A memorial garden in honour of a five-year-old boy, who died during an outbreak of E.coli in south Wales, has opened at his school.
Pupils worked for months helping to set up the garden
Mason Jones, from Deri, near Bargoed, died from complications after contracting the bug last autumn.
Pupils at Deri Primary School have worked on the garden over the past months, and have included Mason's favourite dinosaurs in the design.
Over 150 were affected by the outbreak between September and December 2005.
It was the UK's biggest outbreak for a decade, involving 42 schools across four counties in the south Wales valleys.
The memorial garden has been financed by money sent in from all around the country following Mason's death.
Mason Jones died after contracting E.coli last autumn

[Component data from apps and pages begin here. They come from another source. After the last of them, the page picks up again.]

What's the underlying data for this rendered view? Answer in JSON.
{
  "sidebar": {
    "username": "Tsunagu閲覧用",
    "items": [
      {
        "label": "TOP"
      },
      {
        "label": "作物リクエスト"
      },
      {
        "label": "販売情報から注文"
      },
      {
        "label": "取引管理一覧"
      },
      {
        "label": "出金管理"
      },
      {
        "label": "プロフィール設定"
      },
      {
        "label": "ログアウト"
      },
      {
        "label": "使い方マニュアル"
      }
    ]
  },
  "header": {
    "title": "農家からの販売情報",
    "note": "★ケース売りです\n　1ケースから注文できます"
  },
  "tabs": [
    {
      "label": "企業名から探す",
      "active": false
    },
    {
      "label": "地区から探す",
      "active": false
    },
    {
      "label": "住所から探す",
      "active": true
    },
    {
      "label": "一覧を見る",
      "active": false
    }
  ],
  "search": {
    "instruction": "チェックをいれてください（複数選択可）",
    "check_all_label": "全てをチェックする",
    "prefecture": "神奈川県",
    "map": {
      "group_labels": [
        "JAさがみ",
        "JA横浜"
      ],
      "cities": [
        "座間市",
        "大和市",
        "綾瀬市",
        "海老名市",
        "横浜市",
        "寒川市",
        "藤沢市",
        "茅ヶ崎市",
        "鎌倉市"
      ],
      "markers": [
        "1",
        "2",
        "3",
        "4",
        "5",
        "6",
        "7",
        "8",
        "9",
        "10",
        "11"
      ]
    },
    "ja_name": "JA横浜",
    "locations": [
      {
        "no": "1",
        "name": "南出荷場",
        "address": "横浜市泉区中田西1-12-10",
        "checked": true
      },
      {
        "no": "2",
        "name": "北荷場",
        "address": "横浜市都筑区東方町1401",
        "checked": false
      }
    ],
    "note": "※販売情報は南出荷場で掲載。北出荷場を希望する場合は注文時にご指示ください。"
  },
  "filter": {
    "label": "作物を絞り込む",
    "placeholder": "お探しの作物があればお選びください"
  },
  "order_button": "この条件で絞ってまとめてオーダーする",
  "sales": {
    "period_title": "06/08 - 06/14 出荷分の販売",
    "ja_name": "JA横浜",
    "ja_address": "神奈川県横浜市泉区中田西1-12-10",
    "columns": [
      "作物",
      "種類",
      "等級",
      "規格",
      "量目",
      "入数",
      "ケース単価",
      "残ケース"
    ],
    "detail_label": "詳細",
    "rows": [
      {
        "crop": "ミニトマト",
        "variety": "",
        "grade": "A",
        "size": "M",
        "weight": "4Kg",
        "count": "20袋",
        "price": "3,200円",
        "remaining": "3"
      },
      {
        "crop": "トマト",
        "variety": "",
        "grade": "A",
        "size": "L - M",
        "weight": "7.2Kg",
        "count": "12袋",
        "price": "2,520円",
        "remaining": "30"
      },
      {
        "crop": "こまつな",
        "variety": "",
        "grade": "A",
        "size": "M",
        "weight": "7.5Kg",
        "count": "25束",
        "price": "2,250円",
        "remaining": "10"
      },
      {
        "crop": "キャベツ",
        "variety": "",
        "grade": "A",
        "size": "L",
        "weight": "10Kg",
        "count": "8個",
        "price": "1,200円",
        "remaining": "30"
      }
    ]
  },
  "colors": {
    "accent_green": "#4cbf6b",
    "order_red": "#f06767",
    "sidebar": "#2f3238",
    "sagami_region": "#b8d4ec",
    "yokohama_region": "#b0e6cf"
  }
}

His mother Sharon Mills said the family still wanted answers about her son's death.
"We still can't get why it happened and how it happened but any progress made by the police or public inquiry would be welcomed by ourselves, and other members of families who were affected by last year's E.coli outbreak," she told BBC Wales.
Deri Primary head teacher Nicola Williams said of the garden's opening: "What we're trying to do today is make it celebration of Mason's life so we can be positive about it.
"We'd like this to be a living garden so we can add things, so his memory is never forgotten."
Efforts to trace the source of the outbreak led to meat suppliers John Tudor and Son in Bridgend being served an emergency prohibition order preventing them from trading. The firm re-opened a month later but later closed down.
A public inquiry into the outbreak headed by Professor Hugh Pennington opened in June, which will seek to establish the source of the outbreak.
Police are also holding a criminal investigation into Mason Jones' death.